The boss of the Isle of Wight Festival has called on Boris Johnson to make use of an “army” of unemployed staff in the music industry to help with the national vaccine effort.
Like many in the arts, John Giddings and his staff will face a big financial hit if the popular annual music festival is unable to go ahead as intended in June.
“I am petrified they won’t roll [the vaccine] out in time for the festival to go ahead and I want to do everything physically possible to help,” Mr Giddings told the PA news agency.
“We have got trained and skilled people sitting at home doing nothing.
“We need to use them. We are at war with an invisible enemy and you have got to fight it.
“We have a whole army of people out there and they haven’t been employed for the last year. If we lose this summer they are going to be in serious in trouble financially.”
The line-up for this year’s festival, due to take place on June 17-20, includes major artists like Lewis Capaldi, Lionel Richie and Duran Duran.
Mr Giddings said his staff and others working in the events industry already had the skills required for helping with the set up of venues and dealing with the public.
He said: “We have thousands of people who are unemployed who are used to crowd control, health and safety. We run all the venues in the UK, we know how to get people in and out safely and properly.
“You need a doctor and a nurse to inoculate people, but logistically we can make it all happen.”
He added: “They are all really highly trained and skilled. Just because they work in rock and roll doesn’t mean they are not.”
A number of temporarily-closed venues have also voiced support, saying they have the space and facilities to make it Covid secure.
James Lindsay, CEO of the Royal Vauxhall Tavern, told the PA news agency he wanted to play his part in the fight against the virus.
He said: “The venue is standing here doing nothing and as soon as we can get the vaccine and get back to our new normality of life — we want our business to be up and running. We are a major contributor to the night-time economy. ”
He said there was enough space across the two floors to employ a one-way system, with staff used to working to Covid health and safety guidelines.
Jeremy Joseph, owner of G-A-Y, has offered up all of his venues for the vaccinations, including London’s Heaven, which has a capacity of 1,625.
He said: “We had converted Heaven into a big bar and we created booths before we went into lockdown. The whole dance floor is split up into little booths with screens to protect people, so it is all set up and ready to go.
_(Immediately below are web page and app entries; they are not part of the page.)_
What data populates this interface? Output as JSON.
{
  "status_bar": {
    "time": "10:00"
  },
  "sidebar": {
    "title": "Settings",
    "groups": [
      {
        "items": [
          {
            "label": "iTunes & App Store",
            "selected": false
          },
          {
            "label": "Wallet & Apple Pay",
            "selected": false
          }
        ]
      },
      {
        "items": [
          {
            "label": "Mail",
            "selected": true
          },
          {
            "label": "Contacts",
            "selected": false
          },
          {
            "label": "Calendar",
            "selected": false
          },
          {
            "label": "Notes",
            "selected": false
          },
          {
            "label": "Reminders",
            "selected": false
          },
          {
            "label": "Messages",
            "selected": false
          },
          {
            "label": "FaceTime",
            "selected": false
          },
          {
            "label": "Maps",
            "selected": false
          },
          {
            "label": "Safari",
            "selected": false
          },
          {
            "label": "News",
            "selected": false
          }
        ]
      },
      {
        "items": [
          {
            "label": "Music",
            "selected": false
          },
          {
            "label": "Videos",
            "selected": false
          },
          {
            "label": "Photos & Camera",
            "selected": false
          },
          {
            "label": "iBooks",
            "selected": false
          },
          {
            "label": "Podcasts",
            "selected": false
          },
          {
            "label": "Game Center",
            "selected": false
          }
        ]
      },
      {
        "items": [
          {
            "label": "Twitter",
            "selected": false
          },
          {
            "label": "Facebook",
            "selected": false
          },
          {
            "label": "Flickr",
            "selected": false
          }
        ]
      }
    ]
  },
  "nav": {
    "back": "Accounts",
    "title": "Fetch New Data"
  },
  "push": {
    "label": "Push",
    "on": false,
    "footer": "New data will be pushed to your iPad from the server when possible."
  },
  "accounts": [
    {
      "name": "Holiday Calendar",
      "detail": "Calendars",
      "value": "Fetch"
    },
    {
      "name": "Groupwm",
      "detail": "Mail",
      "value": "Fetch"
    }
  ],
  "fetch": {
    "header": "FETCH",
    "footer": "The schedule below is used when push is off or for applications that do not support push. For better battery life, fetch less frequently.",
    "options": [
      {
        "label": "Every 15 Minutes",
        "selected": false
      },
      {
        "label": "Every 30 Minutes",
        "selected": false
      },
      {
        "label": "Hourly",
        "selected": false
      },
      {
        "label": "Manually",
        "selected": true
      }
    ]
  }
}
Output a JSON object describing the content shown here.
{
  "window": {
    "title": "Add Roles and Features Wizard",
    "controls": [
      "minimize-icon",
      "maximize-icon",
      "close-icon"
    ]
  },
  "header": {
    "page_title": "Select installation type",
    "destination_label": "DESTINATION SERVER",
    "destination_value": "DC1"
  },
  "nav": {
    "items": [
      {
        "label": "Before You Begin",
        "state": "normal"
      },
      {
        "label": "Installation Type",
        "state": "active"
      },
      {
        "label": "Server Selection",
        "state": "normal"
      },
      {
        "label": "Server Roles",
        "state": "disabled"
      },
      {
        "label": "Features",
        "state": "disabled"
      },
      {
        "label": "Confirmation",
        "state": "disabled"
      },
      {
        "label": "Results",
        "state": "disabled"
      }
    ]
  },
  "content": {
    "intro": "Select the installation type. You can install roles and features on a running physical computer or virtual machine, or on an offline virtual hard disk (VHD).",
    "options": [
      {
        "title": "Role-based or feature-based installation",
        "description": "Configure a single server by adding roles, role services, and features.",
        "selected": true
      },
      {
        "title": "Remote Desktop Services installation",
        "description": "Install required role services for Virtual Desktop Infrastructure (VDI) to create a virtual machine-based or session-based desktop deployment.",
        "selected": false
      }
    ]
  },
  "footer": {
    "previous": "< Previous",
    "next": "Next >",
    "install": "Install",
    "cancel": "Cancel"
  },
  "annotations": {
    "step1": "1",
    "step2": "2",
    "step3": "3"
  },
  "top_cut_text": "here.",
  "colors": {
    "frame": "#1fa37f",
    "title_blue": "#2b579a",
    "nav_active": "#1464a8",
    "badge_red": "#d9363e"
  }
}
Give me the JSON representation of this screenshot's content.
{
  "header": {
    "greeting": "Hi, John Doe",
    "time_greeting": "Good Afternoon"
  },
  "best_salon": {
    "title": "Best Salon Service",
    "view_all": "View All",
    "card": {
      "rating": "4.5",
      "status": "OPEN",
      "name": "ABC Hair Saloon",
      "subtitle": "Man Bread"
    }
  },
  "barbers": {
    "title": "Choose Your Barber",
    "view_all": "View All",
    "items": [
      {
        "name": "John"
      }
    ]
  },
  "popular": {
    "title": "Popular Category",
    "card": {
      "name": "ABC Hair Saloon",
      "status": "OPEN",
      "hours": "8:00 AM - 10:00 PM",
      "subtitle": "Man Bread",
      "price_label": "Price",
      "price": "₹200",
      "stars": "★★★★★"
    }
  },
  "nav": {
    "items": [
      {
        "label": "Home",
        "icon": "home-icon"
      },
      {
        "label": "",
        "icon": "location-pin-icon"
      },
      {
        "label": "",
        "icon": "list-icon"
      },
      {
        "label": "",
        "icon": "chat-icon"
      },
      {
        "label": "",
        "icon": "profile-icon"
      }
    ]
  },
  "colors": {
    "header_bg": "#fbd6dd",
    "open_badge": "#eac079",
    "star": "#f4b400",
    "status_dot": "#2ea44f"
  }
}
“We are desperate. We have an empty venue, empty space, let’s just use it.”
The venue is licensed for 24 hours, so he said it could offer around-the-clock vaccinations.
Mass vaccination hubs at seven sites across England including sports venues and London’s Excel convention centre will begin operations next week, Downing Street has confirmed.
In December, Nicola Sturgeon thanked the co-founder of BrewDog after an offer to use their closed bars as coronavirus vaccine hubs.
James Watt said he was now in talks with Scotland’s First Minister and the Minister for Vaccine Deployment, Nadhim Zahawi.
He tweeted: “We have offered all Brew Dog bars to help with a quick roll out of the vaccine. For free.
“We have waiting areas, huge refrigerators & ace people who can help organise.”
The owners of the Clapham Grand, in south London, added that they would also “love to assist with the vaccination rollout”.
“We’ve got so much space, all the fridges, tried and tested distanced one way systems….. and in-house confetti canons (let’s also make it fun)!”